WHAT YOU SHOULD DO:
Every entry below is to be copied exactly as written.
DATA SHOWN below:
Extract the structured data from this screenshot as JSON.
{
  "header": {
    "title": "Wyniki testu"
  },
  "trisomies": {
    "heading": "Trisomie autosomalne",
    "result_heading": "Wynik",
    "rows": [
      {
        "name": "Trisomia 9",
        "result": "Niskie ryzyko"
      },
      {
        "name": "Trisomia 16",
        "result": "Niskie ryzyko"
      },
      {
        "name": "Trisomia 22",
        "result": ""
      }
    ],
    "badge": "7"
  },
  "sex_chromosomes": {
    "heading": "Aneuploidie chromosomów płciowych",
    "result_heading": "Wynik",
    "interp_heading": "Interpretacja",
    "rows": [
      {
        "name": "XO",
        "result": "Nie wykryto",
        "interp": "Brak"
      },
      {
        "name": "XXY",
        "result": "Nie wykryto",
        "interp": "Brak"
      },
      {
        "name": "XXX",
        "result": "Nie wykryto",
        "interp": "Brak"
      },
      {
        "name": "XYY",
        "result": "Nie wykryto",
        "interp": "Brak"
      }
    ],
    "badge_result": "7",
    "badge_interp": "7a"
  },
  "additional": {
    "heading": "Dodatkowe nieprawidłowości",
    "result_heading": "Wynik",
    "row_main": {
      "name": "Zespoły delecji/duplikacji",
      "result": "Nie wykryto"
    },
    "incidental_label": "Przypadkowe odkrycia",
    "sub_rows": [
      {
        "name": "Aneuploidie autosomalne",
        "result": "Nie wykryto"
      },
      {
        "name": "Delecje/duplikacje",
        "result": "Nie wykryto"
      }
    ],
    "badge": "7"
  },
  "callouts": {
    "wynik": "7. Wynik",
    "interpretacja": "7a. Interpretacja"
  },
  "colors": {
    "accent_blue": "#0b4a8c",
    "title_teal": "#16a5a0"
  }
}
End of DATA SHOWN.
RESPONSE TO THE TASK:
Extract the structured data from this screenshot as JSON.
{
  "header": {
    "title": "Wyniki testu"
  },
  "trisomies": {
    "heading": "Trisomie autosomalne",
    "result_heading": "Wynik",
    "rows": [
      {
        "name": "Trisomia 9",
        "result": "Niskie ryzyko"
      },
      {
        "name": "Trisomia 16",
        "result": "Niskie ryzyko"
      },
      {
        "name": "Trisomia 22",
        "result": ""
      }
    ],
    "badge": "7"
  },
  "sex_chromosomes": {
    "heading": "Aneuploidie chromosomów płciowych",
    "result_heading": "Wynik",
    "interp_heading": "Interpretacja",
    "rows": [
      {
        "name": "XO",
        "result": "Nie wykryto",
        "interp": "Brak"
      },
      {
        "name": "XXY",
        "result": "Nie wykryto",
        "interp": "Brak"
      },
      {
        "name": "XXX",
        "result": "Nie wykryto",
        "interp": "Brak"
      },
      {
        "name": "XYY",
        "result": "Nie wykryto",
        "interp": "Brak"
      }
    ],
    "badge_result": "7",
    "badge_interp": "7a"
  },
  "additional": {
    "heading": "Dodatkowe nieprawidłowości",
    "result_heading": "Wynik",
    "row_main": {
      "name": "Zespoły delecji/duplikacji",
      "result": "Nie wykryto"
    },
    "incidental_label": "Przypadkowe odkrycia",
    "sub_rows": [
      {
        "name": "Aneuploidie autosomalne",
        "result": "Nie wykryto"
      },
      {
        "name": "Delecje/duplikacje",
        "result": "Nie wykryto"
      }
    ],
    "badge": "7"
  },
  "callouts": {
    "wynik": "7. Wynik",
    "interpretacja": "7a. Interpretacja"
  },
  "colors": {
    "accent_blue": "#0b4a8c",
    "title_teal": "#16a5a0"
  }
}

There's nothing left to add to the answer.